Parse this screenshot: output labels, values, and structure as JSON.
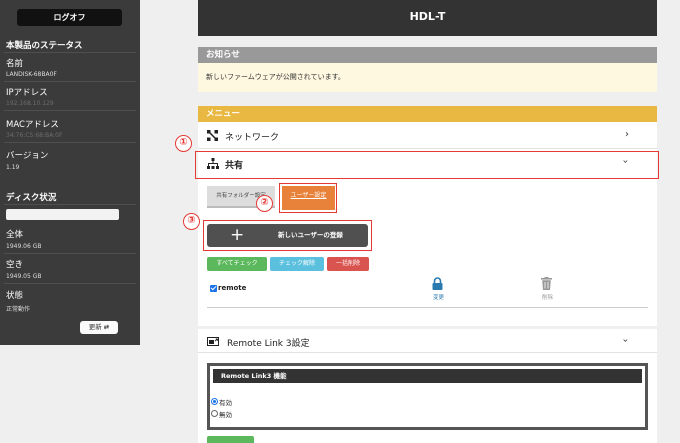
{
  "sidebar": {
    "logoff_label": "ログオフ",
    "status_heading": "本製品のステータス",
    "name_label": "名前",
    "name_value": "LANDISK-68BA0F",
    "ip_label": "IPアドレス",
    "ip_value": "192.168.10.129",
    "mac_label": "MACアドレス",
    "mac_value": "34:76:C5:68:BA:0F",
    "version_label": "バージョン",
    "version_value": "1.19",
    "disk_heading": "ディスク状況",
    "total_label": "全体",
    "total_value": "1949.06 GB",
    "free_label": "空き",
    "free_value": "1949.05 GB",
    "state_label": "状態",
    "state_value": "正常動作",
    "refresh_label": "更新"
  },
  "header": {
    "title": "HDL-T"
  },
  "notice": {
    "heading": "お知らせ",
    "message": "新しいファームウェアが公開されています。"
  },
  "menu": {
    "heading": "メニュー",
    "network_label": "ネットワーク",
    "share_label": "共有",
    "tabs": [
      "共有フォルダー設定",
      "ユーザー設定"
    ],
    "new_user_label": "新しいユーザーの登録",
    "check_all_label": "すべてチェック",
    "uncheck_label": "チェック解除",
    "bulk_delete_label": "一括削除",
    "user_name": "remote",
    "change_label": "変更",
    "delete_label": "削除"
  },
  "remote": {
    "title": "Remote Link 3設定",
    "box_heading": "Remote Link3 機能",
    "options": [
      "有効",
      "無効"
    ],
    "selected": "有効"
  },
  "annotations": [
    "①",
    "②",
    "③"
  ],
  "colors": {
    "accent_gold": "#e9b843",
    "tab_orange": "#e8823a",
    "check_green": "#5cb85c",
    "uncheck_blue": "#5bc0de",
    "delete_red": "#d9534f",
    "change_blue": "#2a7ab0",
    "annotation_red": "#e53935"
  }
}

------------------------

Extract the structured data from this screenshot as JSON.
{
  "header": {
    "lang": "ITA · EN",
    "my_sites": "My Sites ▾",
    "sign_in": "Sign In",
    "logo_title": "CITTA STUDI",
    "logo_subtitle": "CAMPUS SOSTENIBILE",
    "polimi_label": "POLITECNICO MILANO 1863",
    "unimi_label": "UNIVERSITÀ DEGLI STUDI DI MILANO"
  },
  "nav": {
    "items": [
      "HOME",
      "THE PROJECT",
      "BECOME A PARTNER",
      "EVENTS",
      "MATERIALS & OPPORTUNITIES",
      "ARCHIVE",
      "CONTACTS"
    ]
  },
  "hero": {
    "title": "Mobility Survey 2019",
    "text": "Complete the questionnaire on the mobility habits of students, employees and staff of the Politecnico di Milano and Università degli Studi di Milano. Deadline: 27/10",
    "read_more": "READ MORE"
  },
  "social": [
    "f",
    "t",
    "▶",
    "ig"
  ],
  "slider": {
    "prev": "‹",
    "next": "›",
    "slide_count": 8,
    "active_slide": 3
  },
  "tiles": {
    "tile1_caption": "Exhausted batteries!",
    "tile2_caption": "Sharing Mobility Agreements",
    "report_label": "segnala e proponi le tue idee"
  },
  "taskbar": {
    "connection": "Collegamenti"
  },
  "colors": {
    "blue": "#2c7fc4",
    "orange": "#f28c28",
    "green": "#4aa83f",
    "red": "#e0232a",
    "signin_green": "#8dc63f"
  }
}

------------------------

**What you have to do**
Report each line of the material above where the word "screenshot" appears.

**Answer section**
Parse this screenshot: output labels, values, and structure as JSON.
Extract the structured data from this screenshot as JSON.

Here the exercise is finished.